> _Aim of the exercise_
Would you please copy every line below that includes the string "installed"?

(Supplied information)

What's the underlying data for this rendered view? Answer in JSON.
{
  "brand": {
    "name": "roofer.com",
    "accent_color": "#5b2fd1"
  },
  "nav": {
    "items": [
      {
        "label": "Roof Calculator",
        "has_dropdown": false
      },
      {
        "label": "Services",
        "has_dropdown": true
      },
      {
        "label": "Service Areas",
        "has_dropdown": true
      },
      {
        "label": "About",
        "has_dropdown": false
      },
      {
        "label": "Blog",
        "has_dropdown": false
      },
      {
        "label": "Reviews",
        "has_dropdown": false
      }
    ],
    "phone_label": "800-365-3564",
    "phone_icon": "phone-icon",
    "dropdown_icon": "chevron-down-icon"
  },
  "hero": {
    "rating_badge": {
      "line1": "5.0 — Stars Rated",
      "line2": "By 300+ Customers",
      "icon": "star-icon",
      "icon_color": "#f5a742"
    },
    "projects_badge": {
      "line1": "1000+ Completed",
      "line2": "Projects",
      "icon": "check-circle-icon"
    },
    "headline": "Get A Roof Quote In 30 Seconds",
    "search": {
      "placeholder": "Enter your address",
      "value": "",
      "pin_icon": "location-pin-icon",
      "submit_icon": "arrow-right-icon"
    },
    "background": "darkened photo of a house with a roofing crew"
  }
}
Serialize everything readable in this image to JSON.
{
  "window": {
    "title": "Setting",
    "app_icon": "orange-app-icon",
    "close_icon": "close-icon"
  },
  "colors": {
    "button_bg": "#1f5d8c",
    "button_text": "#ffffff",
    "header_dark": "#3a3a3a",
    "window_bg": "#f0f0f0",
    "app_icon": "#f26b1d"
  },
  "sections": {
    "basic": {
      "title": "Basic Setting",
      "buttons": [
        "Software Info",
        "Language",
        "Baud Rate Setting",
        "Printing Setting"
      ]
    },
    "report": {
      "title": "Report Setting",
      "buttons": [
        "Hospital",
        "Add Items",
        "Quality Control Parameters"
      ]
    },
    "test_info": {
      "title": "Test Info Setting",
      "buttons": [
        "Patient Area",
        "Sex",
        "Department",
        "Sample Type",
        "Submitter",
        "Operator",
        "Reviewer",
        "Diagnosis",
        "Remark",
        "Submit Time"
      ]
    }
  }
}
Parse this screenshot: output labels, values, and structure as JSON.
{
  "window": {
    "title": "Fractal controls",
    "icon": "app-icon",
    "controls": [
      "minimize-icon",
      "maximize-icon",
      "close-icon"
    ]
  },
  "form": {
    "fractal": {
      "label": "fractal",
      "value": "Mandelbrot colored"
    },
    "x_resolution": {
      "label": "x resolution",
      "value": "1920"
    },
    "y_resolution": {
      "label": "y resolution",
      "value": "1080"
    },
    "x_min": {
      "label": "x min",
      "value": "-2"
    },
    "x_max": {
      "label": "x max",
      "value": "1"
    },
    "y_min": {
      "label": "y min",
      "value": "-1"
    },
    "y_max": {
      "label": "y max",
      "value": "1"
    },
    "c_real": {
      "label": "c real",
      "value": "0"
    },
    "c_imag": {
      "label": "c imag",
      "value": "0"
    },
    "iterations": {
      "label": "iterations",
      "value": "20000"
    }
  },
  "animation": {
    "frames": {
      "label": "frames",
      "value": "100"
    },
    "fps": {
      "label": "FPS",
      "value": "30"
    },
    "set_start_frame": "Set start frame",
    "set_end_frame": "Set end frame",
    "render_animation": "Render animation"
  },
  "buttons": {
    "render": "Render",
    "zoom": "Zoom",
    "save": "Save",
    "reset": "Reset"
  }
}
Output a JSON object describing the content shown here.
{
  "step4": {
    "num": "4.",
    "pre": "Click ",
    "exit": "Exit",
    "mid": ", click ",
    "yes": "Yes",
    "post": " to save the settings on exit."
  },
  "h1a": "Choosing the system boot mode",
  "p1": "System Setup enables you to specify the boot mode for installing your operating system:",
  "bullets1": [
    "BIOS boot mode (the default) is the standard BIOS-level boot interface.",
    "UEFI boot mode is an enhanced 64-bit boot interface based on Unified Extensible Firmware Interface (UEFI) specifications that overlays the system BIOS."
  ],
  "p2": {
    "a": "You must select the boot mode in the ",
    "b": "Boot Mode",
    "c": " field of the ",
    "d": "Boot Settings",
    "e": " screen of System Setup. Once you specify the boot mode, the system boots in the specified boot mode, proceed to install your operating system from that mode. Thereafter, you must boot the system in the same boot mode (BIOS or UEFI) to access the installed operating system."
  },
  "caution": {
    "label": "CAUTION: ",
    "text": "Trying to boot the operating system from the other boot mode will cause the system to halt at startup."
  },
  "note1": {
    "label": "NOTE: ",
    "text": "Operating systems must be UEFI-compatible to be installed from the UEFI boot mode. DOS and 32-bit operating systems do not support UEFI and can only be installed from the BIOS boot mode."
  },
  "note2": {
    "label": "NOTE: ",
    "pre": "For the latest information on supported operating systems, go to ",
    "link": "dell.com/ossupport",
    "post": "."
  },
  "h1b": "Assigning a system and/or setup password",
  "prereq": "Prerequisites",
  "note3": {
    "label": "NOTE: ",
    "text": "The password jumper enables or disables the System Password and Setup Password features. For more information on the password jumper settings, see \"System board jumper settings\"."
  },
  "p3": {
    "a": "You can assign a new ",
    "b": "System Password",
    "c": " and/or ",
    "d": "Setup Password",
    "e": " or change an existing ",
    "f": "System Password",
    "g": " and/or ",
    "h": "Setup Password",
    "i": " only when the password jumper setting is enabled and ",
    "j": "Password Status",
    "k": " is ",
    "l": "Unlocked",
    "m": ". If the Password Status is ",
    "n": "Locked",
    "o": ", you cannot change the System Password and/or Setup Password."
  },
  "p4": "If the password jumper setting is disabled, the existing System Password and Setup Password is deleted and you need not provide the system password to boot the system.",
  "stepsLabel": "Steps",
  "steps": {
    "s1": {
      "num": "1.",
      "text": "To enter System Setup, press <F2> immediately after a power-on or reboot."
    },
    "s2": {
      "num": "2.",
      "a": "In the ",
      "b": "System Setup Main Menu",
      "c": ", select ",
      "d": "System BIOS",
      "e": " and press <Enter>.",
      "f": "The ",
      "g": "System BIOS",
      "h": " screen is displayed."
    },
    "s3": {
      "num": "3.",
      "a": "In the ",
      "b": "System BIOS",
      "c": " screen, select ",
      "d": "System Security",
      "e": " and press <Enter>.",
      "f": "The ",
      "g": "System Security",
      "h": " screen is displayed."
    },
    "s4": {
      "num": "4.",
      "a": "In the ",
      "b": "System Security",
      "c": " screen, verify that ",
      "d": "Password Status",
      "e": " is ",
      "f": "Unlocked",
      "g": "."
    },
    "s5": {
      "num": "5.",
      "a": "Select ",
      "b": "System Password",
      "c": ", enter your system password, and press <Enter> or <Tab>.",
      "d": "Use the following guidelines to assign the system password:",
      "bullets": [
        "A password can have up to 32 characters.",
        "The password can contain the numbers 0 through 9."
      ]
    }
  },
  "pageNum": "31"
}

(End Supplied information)

> _Solution for this task_
    "e": " screen of System Setup. Once you specify the boot mode, the system boots in the specified boot mode, proceed to install your operating system from that mode. Thereafter, you must boot the system in the same boot mode (BIOS or UEFI) to access the installed operating system."
    "text": "Operating systems must be UEFI-compatible to be installed from the UEFI boot mode. DOS and 32-bit operating systems do not support UEFI and can only be installed from the BIOS boot mode."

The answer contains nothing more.